The researchers enrolled 40 surgical patients into the trial, consisting of 20 individuals who required direct nasal intubation (cohort A) and 20 others who met “difficult to mask ventilate” criteria (cohort B). “That was based on the requirement of three or more of the eight variables that we know that suggest difficulty with face mask ventilation,” Dr. Businger noted.
Patients in each group were randomly assigned to receive face mask ventilation followed by nasopharyngeal ventilation, or the reverse order, after anesthesia induction. Both a standard endotracheal tube and a standard face mask were used for each ventilation. “The key to successful nasopharyngeal ventilation is occluding both the oral airway and the nares, to ensure a nice seal when utilizing this method,” Dr. Businger said.

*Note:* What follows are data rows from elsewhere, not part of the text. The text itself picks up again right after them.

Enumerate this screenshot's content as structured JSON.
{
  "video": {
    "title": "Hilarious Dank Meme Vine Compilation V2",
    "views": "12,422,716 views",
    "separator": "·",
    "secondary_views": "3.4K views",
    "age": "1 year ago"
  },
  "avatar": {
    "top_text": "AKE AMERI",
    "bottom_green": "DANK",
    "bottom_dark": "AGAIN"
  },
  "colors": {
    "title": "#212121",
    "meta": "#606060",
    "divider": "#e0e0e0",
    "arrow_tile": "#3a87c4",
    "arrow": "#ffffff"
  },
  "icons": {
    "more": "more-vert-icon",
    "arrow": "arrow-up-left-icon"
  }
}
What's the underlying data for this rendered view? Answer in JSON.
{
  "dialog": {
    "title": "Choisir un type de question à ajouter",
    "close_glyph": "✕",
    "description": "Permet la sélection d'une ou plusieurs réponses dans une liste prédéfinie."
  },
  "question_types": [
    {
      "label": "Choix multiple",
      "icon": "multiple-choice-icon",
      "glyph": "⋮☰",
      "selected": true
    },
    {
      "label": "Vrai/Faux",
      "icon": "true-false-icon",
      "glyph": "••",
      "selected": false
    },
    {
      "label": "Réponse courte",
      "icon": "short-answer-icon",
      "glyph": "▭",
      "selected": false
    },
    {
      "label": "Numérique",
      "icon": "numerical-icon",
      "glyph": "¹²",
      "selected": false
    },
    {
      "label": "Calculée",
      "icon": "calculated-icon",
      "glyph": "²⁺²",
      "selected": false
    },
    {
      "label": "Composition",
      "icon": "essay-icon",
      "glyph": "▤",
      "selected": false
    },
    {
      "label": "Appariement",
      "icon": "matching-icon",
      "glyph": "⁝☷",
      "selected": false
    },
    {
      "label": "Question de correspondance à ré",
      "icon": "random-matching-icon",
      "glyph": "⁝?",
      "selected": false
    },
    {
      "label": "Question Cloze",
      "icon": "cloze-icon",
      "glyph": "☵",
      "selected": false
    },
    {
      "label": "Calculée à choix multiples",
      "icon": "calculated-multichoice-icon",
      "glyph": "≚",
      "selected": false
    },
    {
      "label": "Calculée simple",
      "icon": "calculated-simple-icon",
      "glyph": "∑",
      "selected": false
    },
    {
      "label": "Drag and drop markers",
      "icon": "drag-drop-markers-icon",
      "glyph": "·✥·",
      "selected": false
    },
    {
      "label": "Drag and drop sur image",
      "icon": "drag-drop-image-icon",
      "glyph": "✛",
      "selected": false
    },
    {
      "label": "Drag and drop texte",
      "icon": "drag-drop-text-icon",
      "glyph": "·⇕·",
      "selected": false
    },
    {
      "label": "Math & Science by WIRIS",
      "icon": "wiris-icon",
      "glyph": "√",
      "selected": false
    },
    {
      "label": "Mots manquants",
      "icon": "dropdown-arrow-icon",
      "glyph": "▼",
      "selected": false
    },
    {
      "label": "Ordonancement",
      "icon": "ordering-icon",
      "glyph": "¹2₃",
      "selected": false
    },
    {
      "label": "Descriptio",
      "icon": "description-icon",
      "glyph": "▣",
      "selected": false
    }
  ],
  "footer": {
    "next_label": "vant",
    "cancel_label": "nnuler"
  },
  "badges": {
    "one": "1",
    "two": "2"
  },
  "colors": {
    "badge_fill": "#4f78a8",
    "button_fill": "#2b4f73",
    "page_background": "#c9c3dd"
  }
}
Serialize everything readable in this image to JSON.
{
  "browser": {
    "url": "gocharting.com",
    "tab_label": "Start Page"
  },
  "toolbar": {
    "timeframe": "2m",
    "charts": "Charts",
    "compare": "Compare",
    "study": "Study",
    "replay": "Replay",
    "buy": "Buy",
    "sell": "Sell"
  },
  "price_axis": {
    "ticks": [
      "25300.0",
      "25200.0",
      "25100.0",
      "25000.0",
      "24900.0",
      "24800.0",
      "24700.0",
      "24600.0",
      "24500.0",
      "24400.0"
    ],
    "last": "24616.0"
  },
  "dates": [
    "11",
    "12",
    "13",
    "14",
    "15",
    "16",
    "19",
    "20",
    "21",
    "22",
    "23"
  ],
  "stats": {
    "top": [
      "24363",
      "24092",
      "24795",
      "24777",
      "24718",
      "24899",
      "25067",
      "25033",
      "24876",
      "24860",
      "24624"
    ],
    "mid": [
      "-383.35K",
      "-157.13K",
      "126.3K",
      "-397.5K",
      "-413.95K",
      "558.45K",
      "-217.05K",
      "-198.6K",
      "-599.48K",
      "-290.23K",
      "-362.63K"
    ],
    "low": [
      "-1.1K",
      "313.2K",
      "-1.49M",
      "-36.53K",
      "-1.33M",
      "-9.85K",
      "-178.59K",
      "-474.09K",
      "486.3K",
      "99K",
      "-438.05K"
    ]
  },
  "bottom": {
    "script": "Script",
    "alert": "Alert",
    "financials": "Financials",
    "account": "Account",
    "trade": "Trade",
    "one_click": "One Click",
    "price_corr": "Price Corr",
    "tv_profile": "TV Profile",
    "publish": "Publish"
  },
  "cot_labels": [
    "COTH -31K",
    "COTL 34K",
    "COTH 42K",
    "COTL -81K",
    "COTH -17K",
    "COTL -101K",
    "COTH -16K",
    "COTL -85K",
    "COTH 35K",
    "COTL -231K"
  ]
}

The researchers confirmed ventilation by the presence of end-tidal carbon dioxide waveforms, chest rise and fall, expired tidal volume, and peripheral oxygen saturation. Tidal volume was recorded for each breath for 60 seconds of ventilation.
Another Tool for the Armamentarium
“We found that in both cohort A and cohort B, there was a significant difference in terms of tidal volumes that we were able to deliver with the nasopharyngeal airway, compared with normal face mask ventilation,” Dr. Businger reported during the 2018 annual meeting of the International Anesthesia Research Society (abstract AM69). Indeed, tidal volume was significantly increased using the nasopharyngeal airway in both cohort A (597±156 vs. 456±230 mL; P=0.016) and cohort B (510±161 vs. 244±188 mL; P<0.01). With this approach, all patients were intubated successfully, and the researchers did not encounter significant desaturation or nasal bleeding in either cohort.
“This study goes to show that this nasopharyngeal airway should be in our airway management armamentarium in the operating room, especially in situations where you have difficulty with face mask ventilation,” he concluded.
Despite these promising results, some of Dr. Businger’s audience members questioned the applicability of the technique in various situations. “If you’re working alone, how difficult is it to make sure the mouth and nose are occluded while still doing everything else we need to do?” asked one attendee.
“It may be a little uncomfortable at first, in terms of getting used to the position required to accomplish all the tasks,” Dr. Businger replied. “But once you do it once, it becomes very easily accessible with one person.
“The key is getting a nice seal of the mouth and the nares,” he continued. “I still utilize this in practice and I’ve done it in many situations, even rescue situations.”
“One of the things we’ve done in some of our children is to use a nasal CPAP [continuous positive airway pressure] mask so you don’t have to insert a nasopharyngeal tube,” said Kumar Belani, MD, a professor of anesthesiology at the University of Minnesota Masonic Children’s Hospital, in Minneapolis. “The nasal CPAP/BiPAP [bilevel positive airway pressure] mask has worked well, especially if you anticipate a difficult upper airway.”
“We believe you can use the nasopharyngeal airway very easily during emergencies,” said study senior investigator Rainer Lenhardt, MD, MBA, a professor of anesthesiology at the University of Louisville, where he is the vice chair of clinical affairs. “A high-flow nasal cannula and CPAP are great tools, but you don’t have them readily available. “
“We use them for the anticipated difficult airway,” Dr. Belani replied. “For the unanticipated difficult airway, well, you’ve got to do what you’ve got to do.”